What is required:
Report how many lines in the data include the string "Disorders", and add nothing else.

Supplied entries:
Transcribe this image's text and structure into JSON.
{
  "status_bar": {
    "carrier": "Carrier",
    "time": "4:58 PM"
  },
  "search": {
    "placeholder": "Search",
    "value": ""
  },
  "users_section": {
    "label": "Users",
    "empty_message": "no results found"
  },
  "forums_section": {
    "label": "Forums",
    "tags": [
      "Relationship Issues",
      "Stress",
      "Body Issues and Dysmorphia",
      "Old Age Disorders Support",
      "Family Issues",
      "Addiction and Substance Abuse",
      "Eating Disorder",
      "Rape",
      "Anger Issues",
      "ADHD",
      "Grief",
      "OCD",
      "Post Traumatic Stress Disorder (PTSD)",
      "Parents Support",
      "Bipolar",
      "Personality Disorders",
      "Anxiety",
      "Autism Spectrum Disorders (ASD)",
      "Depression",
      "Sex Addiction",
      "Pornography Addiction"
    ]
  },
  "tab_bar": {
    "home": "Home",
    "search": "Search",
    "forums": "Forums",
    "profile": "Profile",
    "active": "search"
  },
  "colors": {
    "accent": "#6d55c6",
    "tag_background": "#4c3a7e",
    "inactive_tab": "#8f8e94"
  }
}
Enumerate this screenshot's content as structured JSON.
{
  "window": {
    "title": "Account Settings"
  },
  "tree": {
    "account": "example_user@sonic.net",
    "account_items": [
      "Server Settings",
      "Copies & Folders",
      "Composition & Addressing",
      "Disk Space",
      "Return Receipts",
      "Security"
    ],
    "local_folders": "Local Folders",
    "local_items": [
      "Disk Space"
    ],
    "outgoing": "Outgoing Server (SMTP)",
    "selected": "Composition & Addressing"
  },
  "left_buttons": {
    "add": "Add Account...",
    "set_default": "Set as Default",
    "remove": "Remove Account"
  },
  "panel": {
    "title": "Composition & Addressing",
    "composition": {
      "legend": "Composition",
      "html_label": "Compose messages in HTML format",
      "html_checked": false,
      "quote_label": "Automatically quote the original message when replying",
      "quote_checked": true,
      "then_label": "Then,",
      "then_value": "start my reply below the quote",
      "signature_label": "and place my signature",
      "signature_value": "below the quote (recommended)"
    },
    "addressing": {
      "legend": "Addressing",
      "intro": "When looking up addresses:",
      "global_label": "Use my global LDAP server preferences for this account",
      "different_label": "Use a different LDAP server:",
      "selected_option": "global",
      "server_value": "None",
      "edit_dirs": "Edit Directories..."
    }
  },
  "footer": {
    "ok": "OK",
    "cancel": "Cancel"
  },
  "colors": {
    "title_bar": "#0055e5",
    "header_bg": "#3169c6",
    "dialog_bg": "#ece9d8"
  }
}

Answer space:
3